Note the subtle venous congestion and edema of the right hand and wrist in this patient with an upper extremity deep venous thrombosis (Paget-Schroetter Disease),
Here is a slightly different twist on Virchow’s triad, and one that I had not seen before until yesterday: a spontaneous upper extremity DVT (Paget Schroetter Disease) in an otherwise healthy person with no risk factors. It’s uncommon, but not a complete zebra. The pathophysiology and subsequent management also differs from your traditional DVT, so I thought it was worthwhile to highlight some of the features that make it unique.
The EMBER: as always, a collection of interesting information about this topic from around the web.
Paget–Schroetter disease – Wikipedia
First rib resection for Paget-Schroetter Syndrome – YouTube
Spontaneous upper extremity venous thrombosis (Paget-Schroetter syndrome) – Up To Date
I was going to use this post to talk about potential spaces in the body until I made the mistake of mentioning it to a surgical friend of mine (yes, I have them) who got all upset that I was really talking about a compartment and not a potential space (apparently I’ve been inappropriately mixing anatomical spaces my entire career). While the definition of a compartment versus a potential space is still debated hotly among anatomy nerds (yes I called you a nerd), for an EP there’s nothing like a dramatic case to remind you that not all potential spaces (or compartments or whatever, hey will you relax please?) are created equal.The elderly and morbidly obese often have a lot more “potential” to extravasate into these spaces.

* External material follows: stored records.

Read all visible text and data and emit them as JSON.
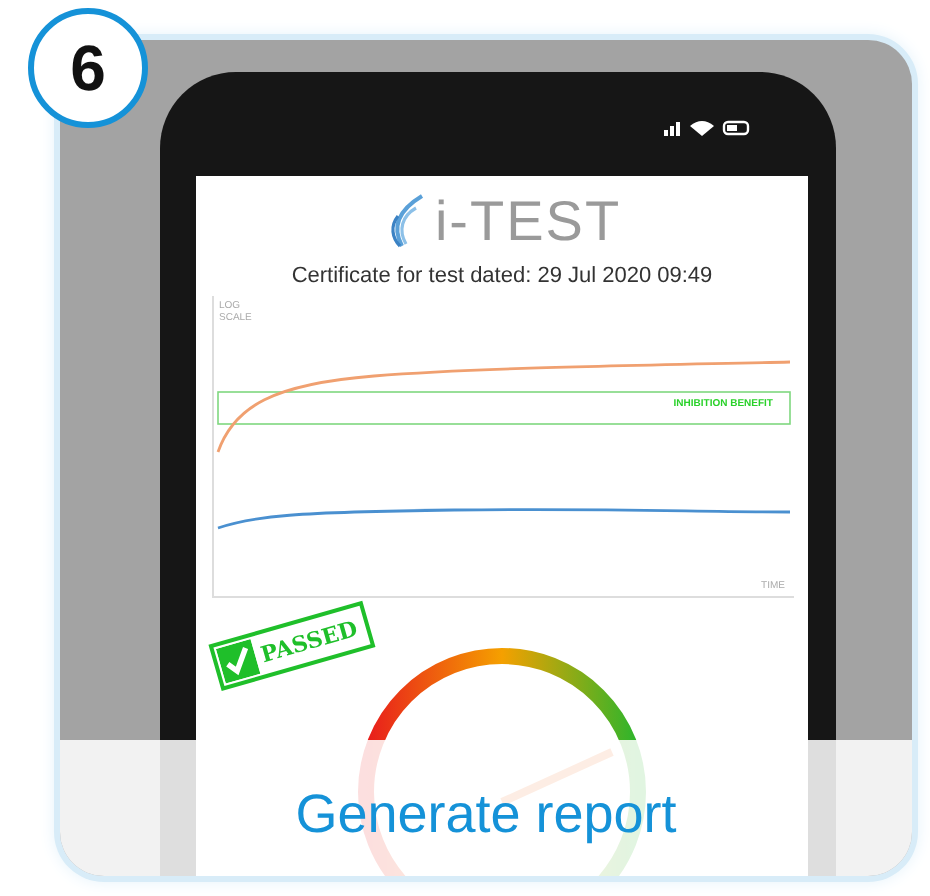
{
  "badge": "6",
  "phone": {
    "screen": {
      "logo_text": "i-TEST",
      "certificate": "Certificate for test dated: 29 Jul 2020  09:49",
      "chart": {
        "y_label": "LOG SCALE",
        "band_label": "INHIBITION BENEFIT",
        "x_label": "TIME"
      },
      "stamp": "PASSED"
    }
  },
  "action": {
    "label": "Generate report"
  }
}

In the case pictured here, a minor fall in a small woman with abundant loose adipose tissue in her arms led to substantial blood loss before spontaneously rupturing through the skin. She arrived to the ED in class III hemorrhagic shock.
So I guess if you want to be clear about it, old people on Coumadin have a lot of “potential” to bleed copiously into what seem like rather small compartments. Okay there, does that make you happy? I know it does.
If you would like to review the difference between a compartment and a potential space here is a mind-numbing review for you. Anatomical spaces: a review. Newell RL. Anatomy Unit, School of Biosciences, Cardiff University, UK. Newell@cardiff.ac.uk
New STEMI equivalents keep showing up all the time. What is a STEMI equivalent you ask? For those ECG nerds out there (you know who you are, yes the one’s with the calipers in my ED) it is the rapidly expanding number of ECG patterns, beyond the traditional ST elevations, that suggest an acute coronary occlusion and therefore require emergent revascularization.. Here is one I was unaware of until just recently. Add it to your list.
Dr Smith’s ECG Blog Back Pain Radiating to the Chest in a man in his 40’s
Appropriate Cardiac Cath Lab activation: Optimizing electrocardiogram interpretation and clinical decision-making for acute ST-elevation myocardial infarction